The costumes that Native American filmmakers made were often inaccurate. Young Deer and his wife Lillian St. Cyr helped to transform how Native American characters were represented. The characters they created and portrayed were sympathetic in complex ways, although other studios like Kalem were also attempting to accurately portray Natives in film.[8] However, other scholars argue that Native American-themed silent films did not alter in any way the dominant perception of Indians themselves. Apparently, a large number of films displayed the Native American experience from many different perspectives and did involve Native American writers, filmmakers, and actors during this time period.[3]

See also[edit]

References[edit]

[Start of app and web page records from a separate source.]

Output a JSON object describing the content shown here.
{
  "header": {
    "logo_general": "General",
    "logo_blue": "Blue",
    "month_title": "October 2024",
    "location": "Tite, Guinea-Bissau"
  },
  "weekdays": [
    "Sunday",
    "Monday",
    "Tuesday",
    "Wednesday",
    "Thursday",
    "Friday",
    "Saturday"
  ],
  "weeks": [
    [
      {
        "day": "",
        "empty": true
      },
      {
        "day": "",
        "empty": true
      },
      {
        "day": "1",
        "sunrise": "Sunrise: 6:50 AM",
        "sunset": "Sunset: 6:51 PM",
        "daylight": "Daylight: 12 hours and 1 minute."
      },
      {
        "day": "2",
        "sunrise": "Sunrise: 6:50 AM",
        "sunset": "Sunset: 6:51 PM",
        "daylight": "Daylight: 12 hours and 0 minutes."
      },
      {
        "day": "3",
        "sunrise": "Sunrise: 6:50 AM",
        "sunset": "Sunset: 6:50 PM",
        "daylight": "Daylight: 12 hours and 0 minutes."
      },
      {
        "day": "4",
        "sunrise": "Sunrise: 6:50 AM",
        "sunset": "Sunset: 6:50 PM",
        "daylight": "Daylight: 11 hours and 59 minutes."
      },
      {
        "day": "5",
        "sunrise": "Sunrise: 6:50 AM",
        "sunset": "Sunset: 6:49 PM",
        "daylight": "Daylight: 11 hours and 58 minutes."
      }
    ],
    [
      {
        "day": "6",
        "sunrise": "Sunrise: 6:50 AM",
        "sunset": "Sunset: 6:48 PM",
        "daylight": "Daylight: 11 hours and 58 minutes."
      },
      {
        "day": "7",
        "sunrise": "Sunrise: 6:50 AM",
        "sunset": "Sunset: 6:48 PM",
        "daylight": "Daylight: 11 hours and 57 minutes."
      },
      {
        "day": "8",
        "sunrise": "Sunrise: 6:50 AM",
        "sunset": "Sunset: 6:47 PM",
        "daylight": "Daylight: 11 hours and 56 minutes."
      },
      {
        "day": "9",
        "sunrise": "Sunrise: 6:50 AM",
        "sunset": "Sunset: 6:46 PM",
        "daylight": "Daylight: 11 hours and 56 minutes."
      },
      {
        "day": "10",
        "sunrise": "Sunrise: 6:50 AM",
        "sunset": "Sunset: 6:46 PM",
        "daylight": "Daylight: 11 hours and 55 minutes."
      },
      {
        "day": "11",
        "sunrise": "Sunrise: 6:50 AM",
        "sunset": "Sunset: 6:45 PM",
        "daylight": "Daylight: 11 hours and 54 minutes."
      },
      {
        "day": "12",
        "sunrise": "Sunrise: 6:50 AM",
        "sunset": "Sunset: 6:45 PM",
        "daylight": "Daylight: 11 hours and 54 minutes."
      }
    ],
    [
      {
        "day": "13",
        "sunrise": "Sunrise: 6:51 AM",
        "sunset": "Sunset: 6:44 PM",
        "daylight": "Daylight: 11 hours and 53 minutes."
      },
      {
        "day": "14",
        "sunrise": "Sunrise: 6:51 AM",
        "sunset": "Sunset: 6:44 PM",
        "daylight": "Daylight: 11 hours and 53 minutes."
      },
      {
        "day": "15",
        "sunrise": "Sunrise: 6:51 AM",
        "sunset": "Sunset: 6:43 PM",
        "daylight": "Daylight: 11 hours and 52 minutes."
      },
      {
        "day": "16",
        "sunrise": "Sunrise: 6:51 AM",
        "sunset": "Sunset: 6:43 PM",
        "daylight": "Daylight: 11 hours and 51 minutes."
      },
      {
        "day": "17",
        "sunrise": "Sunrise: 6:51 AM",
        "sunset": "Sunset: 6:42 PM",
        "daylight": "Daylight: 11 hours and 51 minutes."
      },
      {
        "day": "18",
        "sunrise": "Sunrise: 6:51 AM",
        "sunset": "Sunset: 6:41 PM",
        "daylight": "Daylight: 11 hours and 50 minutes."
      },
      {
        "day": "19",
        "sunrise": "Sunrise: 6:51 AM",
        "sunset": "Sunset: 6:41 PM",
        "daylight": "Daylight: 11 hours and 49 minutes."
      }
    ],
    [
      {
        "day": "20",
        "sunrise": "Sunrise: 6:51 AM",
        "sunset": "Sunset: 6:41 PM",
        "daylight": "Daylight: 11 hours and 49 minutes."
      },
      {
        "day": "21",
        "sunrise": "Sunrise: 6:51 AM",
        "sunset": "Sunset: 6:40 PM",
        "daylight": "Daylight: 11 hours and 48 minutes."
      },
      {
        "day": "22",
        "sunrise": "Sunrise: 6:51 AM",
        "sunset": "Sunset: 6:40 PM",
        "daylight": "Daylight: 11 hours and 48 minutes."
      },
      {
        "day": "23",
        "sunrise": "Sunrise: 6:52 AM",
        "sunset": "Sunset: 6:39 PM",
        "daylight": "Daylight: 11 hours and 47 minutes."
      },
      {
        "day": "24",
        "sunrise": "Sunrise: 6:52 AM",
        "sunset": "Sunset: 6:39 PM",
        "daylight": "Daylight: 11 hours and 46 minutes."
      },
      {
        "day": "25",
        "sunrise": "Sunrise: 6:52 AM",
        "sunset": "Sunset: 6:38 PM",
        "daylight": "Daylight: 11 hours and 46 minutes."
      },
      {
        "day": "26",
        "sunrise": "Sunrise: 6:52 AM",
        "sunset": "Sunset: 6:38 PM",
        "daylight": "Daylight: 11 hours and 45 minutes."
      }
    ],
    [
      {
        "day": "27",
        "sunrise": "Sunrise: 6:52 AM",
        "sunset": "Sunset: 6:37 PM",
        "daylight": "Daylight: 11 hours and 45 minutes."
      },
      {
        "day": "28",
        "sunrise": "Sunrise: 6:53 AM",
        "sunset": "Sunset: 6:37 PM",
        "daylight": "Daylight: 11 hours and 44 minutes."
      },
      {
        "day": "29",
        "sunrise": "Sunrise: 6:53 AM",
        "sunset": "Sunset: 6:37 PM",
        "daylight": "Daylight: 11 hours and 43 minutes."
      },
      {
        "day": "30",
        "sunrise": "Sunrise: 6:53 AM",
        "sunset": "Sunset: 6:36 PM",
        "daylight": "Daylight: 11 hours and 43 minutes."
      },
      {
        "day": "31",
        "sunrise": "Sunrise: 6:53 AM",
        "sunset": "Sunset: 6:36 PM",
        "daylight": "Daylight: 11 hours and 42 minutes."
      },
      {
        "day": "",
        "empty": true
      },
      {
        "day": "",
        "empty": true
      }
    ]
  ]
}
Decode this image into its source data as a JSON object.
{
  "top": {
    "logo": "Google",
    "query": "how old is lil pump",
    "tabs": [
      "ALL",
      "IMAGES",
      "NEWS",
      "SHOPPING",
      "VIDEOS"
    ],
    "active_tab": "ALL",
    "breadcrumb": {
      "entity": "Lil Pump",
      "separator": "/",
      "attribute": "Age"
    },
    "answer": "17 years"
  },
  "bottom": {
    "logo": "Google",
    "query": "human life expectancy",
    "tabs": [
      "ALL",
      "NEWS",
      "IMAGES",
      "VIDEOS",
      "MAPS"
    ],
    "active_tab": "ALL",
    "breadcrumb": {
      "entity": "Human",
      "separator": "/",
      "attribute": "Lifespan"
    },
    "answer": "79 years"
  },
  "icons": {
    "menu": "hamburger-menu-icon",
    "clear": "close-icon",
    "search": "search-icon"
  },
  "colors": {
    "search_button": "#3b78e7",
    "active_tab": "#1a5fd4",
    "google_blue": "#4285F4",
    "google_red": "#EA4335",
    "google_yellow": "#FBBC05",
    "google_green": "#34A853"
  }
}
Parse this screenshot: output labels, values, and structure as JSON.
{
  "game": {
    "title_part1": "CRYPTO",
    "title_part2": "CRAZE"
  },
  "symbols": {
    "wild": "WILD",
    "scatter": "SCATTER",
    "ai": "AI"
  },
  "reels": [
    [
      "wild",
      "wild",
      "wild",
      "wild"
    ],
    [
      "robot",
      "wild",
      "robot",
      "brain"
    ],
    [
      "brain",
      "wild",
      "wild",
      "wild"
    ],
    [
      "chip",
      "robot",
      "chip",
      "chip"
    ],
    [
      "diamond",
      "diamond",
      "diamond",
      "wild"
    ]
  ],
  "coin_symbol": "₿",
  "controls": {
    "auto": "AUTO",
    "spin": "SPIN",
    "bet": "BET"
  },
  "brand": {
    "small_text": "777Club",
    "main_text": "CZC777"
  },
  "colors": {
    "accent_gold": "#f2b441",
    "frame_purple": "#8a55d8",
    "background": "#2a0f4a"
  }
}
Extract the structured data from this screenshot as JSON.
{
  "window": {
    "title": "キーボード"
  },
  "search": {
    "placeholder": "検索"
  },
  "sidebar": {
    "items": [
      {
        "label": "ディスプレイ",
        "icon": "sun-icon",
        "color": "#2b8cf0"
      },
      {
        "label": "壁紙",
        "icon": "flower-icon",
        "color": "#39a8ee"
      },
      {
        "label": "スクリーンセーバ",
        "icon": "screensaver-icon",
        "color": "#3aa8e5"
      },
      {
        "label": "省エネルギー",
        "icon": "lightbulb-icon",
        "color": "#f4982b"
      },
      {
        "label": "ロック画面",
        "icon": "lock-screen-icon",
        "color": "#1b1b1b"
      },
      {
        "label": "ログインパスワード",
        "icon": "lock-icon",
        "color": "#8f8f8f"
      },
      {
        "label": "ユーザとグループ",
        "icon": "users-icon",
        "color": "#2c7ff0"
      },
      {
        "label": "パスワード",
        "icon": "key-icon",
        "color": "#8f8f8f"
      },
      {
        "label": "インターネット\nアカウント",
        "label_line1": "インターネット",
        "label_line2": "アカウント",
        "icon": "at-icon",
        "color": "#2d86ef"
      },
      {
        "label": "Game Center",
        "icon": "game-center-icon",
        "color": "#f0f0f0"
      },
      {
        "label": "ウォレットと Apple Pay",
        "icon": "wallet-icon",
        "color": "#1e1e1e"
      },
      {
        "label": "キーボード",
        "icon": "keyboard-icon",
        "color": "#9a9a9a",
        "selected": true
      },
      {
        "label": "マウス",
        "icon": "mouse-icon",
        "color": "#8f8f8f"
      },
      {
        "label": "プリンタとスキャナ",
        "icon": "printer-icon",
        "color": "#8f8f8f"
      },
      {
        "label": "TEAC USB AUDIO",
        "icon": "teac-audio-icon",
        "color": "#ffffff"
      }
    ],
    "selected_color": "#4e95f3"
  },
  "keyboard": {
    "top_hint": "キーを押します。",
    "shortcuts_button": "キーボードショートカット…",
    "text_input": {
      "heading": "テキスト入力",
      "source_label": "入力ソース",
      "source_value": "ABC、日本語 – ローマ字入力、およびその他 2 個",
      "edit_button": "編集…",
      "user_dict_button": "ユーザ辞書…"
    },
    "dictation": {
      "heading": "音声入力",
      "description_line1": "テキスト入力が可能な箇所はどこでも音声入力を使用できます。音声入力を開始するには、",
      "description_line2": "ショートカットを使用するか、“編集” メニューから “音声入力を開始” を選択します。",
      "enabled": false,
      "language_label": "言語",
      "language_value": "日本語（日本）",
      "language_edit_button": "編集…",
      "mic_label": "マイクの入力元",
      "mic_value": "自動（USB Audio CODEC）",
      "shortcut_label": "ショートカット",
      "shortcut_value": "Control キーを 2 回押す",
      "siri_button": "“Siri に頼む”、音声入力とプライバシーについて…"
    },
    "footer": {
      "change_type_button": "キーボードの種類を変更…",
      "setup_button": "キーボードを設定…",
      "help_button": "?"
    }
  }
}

  1. ^ a b c d Kramer, Fritzi. "The Squaw Man (1914) A Silent Film Review". http://moviessilently.com/.  External link in |website= (help)
  2. ^ Aleiss, Angela (February 24, 2014). "100 Years Ago: Lillian St. Cyr, First Native Star in Hollywood Feature". Indian Country Today Media Network. Retrieved April 3, 2014. 
  3. ^ a b c Raheja, Michelle H. (2011). "2". Reservation Reelism Redfacing, Visual Sovereignty, and Representations of Native Americans in Film. Lincoln: University of Nebraska Press. ISBN 9780803234451. 
  4. ^ Birchard, Robert S. (2004). Cecil B. DeMille's Hollywood. Lexington, Kentucky: The University Press of Kentucky. pp. 8–9. ISBN 0-8131-2324-0. 
  5. ^ Aleiss, Angela (May 2013). "Who Was the Real James Young Deer?". Bright Lights Film Journal. Retrieved January 17, 2014. 
  6. ^ Howe, edited by LeAnne; Markowitz,, Harvey; Cummings, Denise K. (2013). "1". Seeing Red: Hollywood's Pixeled Skins: American Indians and Film. East Lansing: Michigan State University Press. ISBN 1611860814. 
  7. ^ Aleiss, Angela (2005). "2". Making the White Man's Indian: Native Americans and Hollywood Movies. Westport, Conn.: Praeger. ISBN 0313361339. 
  8. ^ Raheja, Michelle H. (2011). "1". Reservation Reelism Redfacing, Visual Sovereignty, and Representations of Native Americans in Film. Lincoln: University of Nebraska Press. ISBN 9780803234451. 

External links[edit]